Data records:

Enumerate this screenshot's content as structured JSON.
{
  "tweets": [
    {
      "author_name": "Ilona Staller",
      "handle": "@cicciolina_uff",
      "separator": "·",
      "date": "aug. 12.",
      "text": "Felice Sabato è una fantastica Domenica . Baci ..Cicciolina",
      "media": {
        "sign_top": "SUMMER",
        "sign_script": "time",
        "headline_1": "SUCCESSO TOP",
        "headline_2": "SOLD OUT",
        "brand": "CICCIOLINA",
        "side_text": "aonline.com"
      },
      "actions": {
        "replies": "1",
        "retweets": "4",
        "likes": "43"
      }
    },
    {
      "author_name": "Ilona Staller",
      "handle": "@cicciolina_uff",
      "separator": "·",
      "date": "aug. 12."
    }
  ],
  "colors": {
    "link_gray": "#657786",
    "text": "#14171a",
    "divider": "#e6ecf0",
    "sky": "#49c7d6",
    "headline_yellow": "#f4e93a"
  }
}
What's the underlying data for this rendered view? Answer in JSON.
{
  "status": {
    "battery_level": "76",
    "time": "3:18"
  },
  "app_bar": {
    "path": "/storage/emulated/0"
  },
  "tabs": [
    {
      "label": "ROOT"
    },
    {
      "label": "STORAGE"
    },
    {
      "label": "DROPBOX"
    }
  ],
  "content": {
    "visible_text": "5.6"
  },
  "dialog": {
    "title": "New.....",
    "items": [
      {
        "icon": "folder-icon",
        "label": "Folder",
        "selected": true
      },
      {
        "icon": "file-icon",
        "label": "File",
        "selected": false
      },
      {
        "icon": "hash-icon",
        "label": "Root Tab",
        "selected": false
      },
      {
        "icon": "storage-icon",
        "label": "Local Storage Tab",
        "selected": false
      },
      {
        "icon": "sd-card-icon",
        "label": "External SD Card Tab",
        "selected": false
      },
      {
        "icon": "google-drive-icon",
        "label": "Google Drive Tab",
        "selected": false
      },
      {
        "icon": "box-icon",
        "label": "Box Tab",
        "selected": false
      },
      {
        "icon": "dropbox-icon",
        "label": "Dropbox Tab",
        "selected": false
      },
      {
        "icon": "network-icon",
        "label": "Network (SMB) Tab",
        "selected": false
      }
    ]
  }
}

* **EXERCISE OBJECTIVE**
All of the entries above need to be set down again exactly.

* **REPLY TO THE EXERCISE**
Enumerate this screenshot's content as structured JSON.
{
  "tweets": [
    {
      "author_name": "Ilona Staller",
      "handle": "@cicciolina_uff",
      "separator": "·",
      "date": "aug. 12.",
      "text": "Felice Sabato è una fantastica Domenica . Baci ..Cicciolina",
      "media": {
        "sign_top": "SUMMER",
        "sign_script": "time",
        "headline_1": "SUCCESSO TOP",
        "headline_2": "SOLD OUT",
        "brand": "CICCIOLINA",
        "side_text": "aonline.com"
      },
      "actions": {
        "replies": "1",
        "retweets": "4",
        "likes": "43"
      }
    },
    {
      "author_name": "Ilona Staller",
      "handle": "@cicciolina_uff",
      "separator": "·",
      "date": "aug. 12."
    }
  ],
  "colors": {
    "link_gray": "#657786",
    "text": "#14171a",
    "divider": "#e6ecf0",
    "sky": "#49c7d6",
    "headline_yellow": "#f4e93a"
  }
}
What's the underlying data for this rendered view? Answer in JSON.
{
  "status": {
    "battery_level": "76",
    "time": "3:18"
  },
  "app_bar": {
    "path": "/storage/emulated/0"
  },
  "tabs": [
    {
      "label": "ROOT"
    },
    {
      "label": "STORAGE"
    },
    {
      "label": "DROPBOX"
    }
  ],
  "content": {
    "visible_text": "5.6"
  },
  "dialog": {
    "title": "New.....",
    "items": [
      {
        "icon": "folder-icon",
        "label": "Folder",
        "selected": true
      },
      {
        "icon": "file-icon",
        "label": "File",
        "selected": false
      },
      {
        "icon": "hash-icon",
        "label": "Root Tab",
        "selected": false
      },
      {
        "icon": "storage-icon",
        "label": "Local Storage Tab",
        "selected": false
      },
      {
        "icon": "sd-card-icon",
        "label": "External SD Card Tab",
        "selected": false
      },
      {
        "icon": "google-drive-icon",
        "label": "Google Drive Tab",
        "selected": false
      },
      {
        "icon": "box-icon",
        "label": "Box Tab",
        "selected": false
      },
      {
        "icon": "dropbox-icon",
        "label": "Dropbox Tab",
        "selected": false
      },
      {
        "icon": "network-icon",
        "label": "Network (SMB) Tab",
        "selected": false
      }
    ]
  }
}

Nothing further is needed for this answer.